[Given data]
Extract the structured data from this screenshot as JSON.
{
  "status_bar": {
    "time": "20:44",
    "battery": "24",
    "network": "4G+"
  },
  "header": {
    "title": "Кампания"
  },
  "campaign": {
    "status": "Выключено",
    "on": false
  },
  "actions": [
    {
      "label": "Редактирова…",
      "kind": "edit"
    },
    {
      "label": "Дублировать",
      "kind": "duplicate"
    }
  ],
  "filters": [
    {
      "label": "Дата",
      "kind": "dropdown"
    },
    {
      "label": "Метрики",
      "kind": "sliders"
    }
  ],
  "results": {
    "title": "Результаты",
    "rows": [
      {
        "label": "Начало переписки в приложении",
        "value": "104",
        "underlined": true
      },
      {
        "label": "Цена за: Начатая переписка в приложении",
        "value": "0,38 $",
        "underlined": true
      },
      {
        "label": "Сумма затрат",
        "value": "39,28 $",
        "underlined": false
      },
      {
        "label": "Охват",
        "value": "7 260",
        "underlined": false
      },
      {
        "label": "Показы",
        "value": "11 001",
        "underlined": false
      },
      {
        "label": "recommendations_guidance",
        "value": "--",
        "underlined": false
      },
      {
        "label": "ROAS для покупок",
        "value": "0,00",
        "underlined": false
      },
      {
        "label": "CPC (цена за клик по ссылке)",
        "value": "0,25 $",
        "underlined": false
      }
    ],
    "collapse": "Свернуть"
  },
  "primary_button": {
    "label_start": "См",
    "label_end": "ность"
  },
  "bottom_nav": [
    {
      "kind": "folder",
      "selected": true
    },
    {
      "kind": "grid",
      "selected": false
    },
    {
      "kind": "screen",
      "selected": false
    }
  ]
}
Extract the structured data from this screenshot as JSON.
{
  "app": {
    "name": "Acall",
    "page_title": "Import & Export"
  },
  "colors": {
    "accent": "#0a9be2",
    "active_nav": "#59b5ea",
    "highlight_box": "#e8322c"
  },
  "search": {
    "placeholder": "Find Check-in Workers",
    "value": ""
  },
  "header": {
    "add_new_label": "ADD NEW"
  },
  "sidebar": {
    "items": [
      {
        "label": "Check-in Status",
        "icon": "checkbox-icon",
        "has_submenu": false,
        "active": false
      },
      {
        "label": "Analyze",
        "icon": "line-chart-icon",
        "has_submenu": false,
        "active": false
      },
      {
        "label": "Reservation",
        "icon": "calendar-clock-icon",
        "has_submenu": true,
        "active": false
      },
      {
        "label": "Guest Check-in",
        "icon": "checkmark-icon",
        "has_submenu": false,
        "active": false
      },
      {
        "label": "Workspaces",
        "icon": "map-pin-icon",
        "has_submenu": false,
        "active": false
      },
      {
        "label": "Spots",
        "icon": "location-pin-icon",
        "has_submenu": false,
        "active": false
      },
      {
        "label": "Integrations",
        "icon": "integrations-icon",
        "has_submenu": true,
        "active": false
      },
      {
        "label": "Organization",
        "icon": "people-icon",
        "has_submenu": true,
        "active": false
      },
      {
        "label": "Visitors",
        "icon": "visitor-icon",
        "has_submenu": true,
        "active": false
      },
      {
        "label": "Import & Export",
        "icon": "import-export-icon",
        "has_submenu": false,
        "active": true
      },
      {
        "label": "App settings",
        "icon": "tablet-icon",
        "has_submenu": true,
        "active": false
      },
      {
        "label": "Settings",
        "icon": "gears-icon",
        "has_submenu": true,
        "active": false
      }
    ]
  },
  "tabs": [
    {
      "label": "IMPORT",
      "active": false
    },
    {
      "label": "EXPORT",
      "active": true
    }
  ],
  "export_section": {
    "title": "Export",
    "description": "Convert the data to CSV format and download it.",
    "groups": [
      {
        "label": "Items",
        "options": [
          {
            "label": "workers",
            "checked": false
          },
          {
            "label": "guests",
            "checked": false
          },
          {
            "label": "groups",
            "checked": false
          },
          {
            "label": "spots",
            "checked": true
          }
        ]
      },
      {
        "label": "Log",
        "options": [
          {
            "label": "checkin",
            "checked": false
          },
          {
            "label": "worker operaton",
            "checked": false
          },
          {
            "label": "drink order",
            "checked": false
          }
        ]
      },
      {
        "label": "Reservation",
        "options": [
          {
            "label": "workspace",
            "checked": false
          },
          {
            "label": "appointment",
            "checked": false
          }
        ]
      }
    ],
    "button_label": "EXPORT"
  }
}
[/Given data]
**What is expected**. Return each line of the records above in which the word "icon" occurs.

**Answer**.
        "icon": "checkbox-icon",
        "icon": "line-chart-icon",
        "icon": "calendar-clock-icon",
        "icon": "checkmark-icon",
        "icon": "map-pin-icon",
        "icon": "location-pin-icon",
        "icon": "integrations-icon",
        "icon": "people-icon",
        "icon": "visitor-icon",
        "icon": "import-export-icon",
        "icon": "tablet-icon",
        "icon": "gears-icon",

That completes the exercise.